## TASK GOAL
When the word "screenshot" appears in a line of the data below, list that line.

━━ SUPPLIED DATA

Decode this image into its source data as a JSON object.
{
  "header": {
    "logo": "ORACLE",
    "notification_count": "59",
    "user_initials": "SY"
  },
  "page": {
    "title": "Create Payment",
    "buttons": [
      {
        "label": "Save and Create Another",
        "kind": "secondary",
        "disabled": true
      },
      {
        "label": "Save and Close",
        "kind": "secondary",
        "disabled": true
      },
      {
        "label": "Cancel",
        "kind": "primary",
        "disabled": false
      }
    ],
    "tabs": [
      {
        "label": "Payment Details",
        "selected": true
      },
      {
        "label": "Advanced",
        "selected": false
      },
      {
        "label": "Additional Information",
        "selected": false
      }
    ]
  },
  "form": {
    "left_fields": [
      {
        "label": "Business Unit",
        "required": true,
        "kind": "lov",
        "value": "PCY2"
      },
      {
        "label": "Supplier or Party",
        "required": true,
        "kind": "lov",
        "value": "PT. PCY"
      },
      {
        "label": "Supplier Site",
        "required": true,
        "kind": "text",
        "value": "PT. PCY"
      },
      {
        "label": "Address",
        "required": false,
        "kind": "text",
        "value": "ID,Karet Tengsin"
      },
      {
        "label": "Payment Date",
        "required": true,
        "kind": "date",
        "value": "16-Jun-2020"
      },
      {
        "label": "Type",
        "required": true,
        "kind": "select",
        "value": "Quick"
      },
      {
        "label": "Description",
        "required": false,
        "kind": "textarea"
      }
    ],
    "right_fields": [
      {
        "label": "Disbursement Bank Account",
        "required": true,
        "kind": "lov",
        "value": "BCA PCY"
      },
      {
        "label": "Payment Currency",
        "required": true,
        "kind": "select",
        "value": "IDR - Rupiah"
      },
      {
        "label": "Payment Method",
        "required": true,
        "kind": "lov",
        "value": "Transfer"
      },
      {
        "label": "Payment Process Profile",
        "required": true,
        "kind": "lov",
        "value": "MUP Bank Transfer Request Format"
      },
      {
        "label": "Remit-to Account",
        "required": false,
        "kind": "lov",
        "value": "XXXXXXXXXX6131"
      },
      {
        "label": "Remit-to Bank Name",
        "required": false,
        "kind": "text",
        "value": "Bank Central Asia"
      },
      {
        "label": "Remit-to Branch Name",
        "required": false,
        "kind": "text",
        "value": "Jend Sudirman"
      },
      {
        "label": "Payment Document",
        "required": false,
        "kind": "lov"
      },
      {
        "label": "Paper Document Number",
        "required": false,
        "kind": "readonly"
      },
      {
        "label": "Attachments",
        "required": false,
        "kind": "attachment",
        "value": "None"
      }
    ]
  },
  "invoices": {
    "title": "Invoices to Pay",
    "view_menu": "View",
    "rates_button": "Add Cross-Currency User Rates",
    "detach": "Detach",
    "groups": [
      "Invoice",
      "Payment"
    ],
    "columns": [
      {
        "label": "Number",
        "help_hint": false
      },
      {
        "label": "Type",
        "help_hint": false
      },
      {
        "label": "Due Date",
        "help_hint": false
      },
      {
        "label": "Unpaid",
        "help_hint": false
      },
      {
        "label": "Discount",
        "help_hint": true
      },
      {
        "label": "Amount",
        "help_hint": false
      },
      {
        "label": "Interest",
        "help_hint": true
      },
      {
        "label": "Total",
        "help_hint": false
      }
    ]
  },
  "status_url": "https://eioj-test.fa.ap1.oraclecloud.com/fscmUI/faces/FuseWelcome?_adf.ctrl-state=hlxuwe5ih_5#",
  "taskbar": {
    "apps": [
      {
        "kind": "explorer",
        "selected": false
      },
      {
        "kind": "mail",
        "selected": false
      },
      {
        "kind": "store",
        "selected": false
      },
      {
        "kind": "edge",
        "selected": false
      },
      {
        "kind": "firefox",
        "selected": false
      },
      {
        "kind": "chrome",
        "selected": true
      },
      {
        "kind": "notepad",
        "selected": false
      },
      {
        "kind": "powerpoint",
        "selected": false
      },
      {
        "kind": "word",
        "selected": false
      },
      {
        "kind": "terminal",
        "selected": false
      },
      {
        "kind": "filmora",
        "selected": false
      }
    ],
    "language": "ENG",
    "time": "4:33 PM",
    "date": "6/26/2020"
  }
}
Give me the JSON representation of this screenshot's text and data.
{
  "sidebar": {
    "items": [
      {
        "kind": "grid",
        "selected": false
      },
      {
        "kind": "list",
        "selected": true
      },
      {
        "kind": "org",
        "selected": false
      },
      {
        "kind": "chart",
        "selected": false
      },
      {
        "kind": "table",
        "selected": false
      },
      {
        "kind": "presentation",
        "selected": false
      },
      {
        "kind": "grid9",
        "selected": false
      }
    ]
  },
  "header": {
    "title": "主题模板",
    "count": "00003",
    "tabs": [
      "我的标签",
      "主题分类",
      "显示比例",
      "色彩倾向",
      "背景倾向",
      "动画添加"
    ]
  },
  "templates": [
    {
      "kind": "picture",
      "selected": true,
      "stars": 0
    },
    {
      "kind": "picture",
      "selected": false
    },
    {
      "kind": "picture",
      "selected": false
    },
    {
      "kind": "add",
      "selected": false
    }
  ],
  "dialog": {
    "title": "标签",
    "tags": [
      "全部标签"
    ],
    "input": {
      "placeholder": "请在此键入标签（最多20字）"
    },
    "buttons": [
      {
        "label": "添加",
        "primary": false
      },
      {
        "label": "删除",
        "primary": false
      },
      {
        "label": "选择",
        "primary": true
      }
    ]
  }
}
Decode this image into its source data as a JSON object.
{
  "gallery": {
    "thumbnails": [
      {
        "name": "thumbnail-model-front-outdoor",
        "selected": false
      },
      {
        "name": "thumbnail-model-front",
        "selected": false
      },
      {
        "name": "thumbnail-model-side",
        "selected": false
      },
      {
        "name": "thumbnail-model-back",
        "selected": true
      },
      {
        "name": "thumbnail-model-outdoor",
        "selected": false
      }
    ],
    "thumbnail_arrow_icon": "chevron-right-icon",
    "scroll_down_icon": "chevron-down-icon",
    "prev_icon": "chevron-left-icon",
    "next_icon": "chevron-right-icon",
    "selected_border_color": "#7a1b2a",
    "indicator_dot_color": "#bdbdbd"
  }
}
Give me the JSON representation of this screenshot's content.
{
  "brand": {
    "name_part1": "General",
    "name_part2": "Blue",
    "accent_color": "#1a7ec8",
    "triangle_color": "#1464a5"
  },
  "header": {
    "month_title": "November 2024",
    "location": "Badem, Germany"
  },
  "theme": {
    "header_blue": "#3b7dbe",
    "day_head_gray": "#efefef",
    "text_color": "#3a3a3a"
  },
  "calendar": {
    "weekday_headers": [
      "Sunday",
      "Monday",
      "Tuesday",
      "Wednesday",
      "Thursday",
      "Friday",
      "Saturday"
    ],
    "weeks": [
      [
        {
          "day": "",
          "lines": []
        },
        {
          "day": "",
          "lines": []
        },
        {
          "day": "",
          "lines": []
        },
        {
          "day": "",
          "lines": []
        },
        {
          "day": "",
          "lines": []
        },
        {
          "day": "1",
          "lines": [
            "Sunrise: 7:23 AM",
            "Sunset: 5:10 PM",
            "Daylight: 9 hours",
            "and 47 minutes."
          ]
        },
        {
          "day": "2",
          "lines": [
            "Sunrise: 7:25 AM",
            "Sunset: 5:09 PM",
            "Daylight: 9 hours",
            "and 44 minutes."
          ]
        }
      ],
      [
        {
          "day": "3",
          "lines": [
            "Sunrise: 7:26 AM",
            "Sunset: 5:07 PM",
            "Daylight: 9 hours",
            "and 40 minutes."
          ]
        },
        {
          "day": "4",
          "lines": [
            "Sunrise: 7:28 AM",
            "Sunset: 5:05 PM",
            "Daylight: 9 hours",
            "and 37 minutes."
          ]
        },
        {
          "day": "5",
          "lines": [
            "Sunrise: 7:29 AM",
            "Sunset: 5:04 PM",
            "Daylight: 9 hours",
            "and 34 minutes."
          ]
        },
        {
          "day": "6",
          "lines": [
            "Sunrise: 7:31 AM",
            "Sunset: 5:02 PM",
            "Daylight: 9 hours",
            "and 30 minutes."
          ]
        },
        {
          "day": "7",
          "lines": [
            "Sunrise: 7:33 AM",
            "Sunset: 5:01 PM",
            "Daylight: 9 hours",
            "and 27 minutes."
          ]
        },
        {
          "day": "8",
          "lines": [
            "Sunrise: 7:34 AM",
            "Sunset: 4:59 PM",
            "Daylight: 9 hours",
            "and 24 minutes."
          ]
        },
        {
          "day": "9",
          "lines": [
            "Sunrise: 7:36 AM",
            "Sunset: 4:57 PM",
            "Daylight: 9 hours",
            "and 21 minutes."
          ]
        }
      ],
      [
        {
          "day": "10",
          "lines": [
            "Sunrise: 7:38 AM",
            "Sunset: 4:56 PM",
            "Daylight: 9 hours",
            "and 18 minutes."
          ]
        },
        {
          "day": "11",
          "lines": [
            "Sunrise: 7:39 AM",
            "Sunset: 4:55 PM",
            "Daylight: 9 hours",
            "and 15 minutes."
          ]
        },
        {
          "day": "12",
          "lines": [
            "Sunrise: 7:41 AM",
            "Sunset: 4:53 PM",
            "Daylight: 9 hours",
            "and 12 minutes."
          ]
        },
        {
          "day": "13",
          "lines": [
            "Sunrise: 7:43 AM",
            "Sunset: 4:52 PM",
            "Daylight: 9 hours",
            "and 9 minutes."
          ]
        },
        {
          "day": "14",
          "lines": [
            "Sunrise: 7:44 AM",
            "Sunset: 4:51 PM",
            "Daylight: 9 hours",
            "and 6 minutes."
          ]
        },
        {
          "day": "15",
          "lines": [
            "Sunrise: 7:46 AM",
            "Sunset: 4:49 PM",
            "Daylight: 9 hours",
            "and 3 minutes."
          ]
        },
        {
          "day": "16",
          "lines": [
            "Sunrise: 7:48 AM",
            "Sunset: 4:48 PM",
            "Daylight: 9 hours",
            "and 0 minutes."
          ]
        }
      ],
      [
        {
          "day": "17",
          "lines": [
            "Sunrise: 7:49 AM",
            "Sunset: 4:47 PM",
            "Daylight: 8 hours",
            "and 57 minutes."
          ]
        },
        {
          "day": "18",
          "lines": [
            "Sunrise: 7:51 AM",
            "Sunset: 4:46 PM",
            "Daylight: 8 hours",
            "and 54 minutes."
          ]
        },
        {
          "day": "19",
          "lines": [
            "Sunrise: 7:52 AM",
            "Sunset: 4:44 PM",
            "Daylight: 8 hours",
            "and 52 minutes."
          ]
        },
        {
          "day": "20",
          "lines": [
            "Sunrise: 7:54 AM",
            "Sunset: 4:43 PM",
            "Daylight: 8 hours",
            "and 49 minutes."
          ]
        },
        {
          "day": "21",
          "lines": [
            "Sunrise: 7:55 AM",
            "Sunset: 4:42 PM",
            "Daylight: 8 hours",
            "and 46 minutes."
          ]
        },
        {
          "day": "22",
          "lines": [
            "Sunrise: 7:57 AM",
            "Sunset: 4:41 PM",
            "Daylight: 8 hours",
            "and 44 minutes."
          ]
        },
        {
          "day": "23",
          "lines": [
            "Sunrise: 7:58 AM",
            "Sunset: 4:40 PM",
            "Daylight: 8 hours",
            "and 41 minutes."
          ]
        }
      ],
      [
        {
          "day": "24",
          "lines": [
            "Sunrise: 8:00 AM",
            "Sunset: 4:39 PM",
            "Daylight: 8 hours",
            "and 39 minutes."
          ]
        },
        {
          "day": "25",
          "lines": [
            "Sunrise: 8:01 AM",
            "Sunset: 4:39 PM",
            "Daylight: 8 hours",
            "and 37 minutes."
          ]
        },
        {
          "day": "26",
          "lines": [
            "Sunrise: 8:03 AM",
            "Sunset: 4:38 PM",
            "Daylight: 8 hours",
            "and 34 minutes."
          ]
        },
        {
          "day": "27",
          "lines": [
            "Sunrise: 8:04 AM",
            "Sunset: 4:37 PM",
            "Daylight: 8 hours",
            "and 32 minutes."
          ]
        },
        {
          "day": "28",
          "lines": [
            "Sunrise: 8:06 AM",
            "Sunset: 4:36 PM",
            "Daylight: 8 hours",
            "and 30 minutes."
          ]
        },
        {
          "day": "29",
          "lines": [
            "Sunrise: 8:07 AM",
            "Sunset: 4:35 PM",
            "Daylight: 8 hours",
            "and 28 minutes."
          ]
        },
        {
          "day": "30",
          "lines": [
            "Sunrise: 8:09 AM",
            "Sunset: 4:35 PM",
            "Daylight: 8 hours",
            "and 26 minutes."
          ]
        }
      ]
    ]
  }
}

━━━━

## COMPLETED EXERCISE
Give me the JSON representation of this screenshot's text and data.
Give me the JSON representation of this screenshot's content.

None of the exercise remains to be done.